Belgrade, Serbia – April 2012
A lone guard paces back and forth in front of the former Ministry of Defense buildings, which were bombed in an American-led NATO strike back in the nineties. His gait is slow and shuffling. He has a goofy grin on his face and his military uniform looks like it’s been slept in. I pull my camera out of my purse. This morning, I asked the owner of the hotel where I’m staying if it was okay if I took some photos of these buildings. I had read on a couple of travel forums that people get offended. “It’s fine to take photos. The buildings are still there so that people will remember,” the owner said. “But thanks for asking.”

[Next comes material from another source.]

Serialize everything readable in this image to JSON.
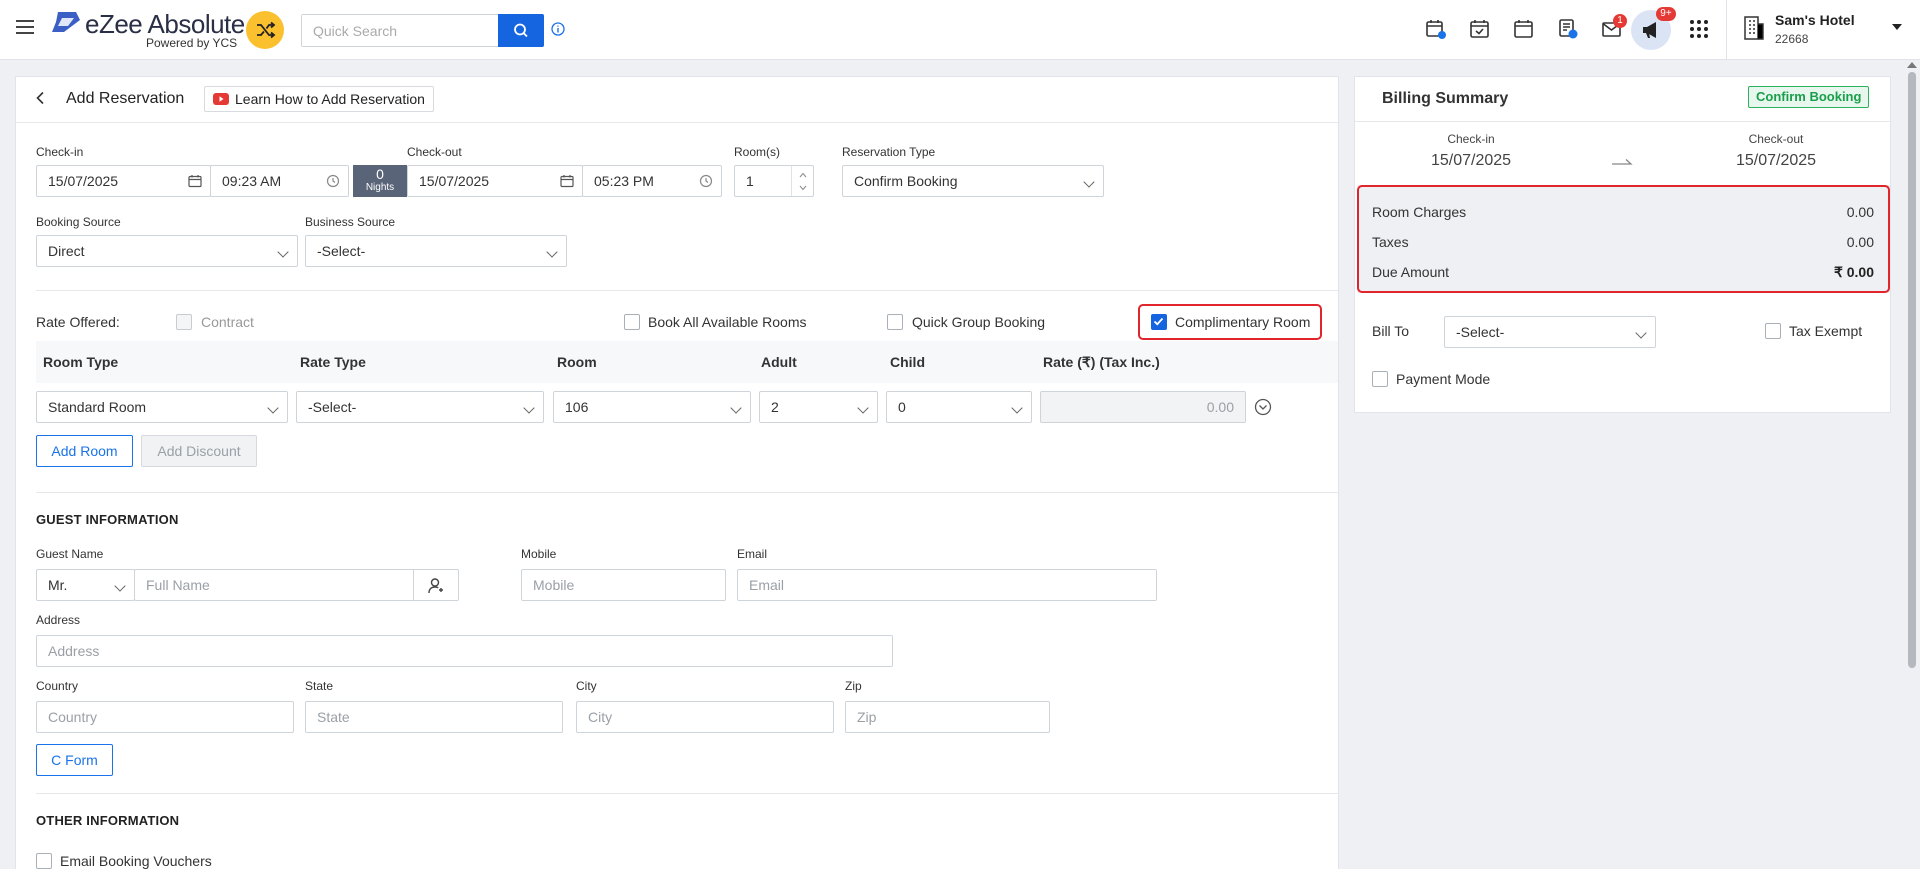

The guard doesn’t so much as glance my way as I snap photos. Neither do people in the cars that pass through this busy intersection. A tram pulls up just as the light turns red. It is the after work rush hour, so it is packed so full that people’s faces are smushed up against the glass. I start to giggle, but the orneriness of their glares makes me flinch. It would be an interesting photo, this painfully crowded tram against the backdrop of the crumbling building. The light will be green before they can push their way out and chase me down. But empathy wins out. There are some photos you just shouldn’t take. I wait until the tram is gone and then I raise my camera for one final shot.